Wings and Exoskeletons

Wings and Exoskeletons lesson plan

Bugs are flyers and crawlers, diggers and wigglers! Discover the biology of arthropods and then show insects at their beautiful best in their natural habitats.

  • 1.

    There are more species of insects than any other animal class in the world. There is so much to learn about these fascinating arthropods, both inside and outside of their bodies. You’ll find that arthropods have hard exteriors called exoskeletons that cover them and that they are the largest group of invertebrates.

  • 2.

    Bring out the magnifying glasses and specimens for this science adventure! Students investigate insect and arachnid habitats, anatomy, and nature’s intense coloring.

  • 3.

    For the background, use Crayola® Washable Markers to draw realistic insect habitats such as tree branches and leaves, flowers, logs, or rocks.

  • 4.

    Enlarge the arthropods as if you were seeing them through a magnifying glass. Remember to keep them anatomically accurate. Draw arthropods on top of background with Washable Markers.

Standards

  • LA: Cite textual evidence to support analysis of what the text says explicitly as well as inferences drawn from the text.
  • LA: Determine the meaning of words and phrases as they are used in a text, including figurative, connotative, and technical meanings.
  • LA: Integrate information presented in different media or formats (e.g., visually, quantitatively) as well as in words to develop a coherent understanding of a topic or issue.
  • LA: "Write informative/explanatory texts to examine a topic and convey ideas, concepts, and information through the selection, organization, and analysis of relevant content.
  • LA: Present claims and findings, sequencing ideas logically and using pertinent descriptions, facts, and details to accentuate main ideas or themes; use appropriate eye contact, adequate volume, and clear pronunciation.
  • MATH: Represent and interpret data.
  • SCI: Develop a model to describe the movement of matter among plants, animals, decomposers, and the environment.
  • VA: Intentionally take advantage of the qualities and characteristics of art media, techniques, and processes to enhance communication of their experiences and ideas.
  • VA: Select and use the qualities of structures and functions of art to improve communication of ideas.
  • VA: Select and use subject matter, symbols, and ideas to communicate meaning.

Adaptations

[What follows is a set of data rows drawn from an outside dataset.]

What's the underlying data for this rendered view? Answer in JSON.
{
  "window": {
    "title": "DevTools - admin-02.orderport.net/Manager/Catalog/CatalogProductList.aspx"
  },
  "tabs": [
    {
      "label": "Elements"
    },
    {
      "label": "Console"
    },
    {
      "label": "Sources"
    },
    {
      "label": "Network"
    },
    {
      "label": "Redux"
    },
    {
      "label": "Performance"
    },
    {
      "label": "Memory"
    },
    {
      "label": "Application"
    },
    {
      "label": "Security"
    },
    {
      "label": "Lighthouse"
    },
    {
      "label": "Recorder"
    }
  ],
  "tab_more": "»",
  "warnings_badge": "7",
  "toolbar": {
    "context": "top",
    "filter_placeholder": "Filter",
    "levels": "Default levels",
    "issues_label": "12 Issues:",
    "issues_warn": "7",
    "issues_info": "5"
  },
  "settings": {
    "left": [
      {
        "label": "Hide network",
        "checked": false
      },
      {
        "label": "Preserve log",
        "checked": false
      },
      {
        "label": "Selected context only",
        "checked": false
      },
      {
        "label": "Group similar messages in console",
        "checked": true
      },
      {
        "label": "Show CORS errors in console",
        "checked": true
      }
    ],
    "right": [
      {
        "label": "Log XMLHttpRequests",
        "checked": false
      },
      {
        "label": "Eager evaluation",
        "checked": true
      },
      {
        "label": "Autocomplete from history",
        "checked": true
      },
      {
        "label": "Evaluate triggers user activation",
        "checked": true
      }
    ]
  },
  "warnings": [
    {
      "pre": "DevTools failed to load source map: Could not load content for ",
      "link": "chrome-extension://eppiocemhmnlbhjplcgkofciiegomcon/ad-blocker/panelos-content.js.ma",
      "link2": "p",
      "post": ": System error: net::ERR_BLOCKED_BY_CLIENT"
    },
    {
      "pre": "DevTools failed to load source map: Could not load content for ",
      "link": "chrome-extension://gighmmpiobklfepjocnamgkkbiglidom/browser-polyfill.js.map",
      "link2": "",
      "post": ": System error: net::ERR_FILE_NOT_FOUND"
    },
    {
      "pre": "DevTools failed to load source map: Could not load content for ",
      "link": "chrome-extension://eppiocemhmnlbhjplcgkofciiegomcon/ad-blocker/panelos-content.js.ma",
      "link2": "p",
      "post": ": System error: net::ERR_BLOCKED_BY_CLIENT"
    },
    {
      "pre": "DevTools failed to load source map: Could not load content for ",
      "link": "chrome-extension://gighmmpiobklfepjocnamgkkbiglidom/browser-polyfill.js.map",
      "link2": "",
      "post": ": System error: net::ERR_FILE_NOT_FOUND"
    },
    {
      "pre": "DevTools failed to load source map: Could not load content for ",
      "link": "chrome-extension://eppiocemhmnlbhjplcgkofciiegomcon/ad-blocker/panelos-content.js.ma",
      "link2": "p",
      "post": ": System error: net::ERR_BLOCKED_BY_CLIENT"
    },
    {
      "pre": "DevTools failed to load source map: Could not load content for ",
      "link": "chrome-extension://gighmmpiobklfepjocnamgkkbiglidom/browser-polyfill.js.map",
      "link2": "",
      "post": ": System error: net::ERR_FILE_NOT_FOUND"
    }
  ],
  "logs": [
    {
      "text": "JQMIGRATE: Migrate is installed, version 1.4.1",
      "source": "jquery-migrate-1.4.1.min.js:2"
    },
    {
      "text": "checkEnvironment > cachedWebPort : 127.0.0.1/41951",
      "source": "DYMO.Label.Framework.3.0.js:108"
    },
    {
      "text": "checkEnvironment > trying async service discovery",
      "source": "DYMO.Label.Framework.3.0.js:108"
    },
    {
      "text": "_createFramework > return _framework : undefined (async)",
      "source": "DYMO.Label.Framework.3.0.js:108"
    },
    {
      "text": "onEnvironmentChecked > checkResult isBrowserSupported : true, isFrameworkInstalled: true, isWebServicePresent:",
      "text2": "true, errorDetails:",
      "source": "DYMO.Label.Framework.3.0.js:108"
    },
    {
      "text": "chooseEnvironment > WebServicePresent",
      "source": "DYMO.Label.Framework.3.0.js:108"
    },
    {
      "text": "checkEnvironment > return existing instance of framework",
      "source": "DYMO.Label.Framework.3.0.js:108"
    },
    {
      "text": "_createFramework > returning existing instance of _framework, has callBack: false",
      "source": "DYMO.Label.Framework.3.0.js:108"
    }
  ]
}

  • Possible classroom resources include: Meet the Arthropods (Real Kids Real Science Books) by Ellen Doris; The Awesome Book of Bugs by Clizia Gussoni; Dirty Rotten Bugs: Arthropods Unite to Tell Their Side of the Story by Gilles Bonotaux; Bugs Before Time: Prehistoric Insects and Their Relatives by Cathy Camper.
  • Arthropods are invertebrates. Challenge students to investigate other invertebrates such as worms, mollusks, and sponges. Compare and contrast the organisms as well as their habitats of choice.
  • Students self-select one species to arthropod to create in a diorama habitat. Use Crayola Model Magic to form the body and insert it into the habitat. Write a one-paragraph summary focused on the species. Have a special celebration, "The Arthropod Invasion," when students are introducing their species to classmates.
  • Invite students to use their new knowledge of arthropods to create an original, undiscovered insect. It should have the correct anatomy of an insect but can have a unique look. Create a habitat that will support the new insect species.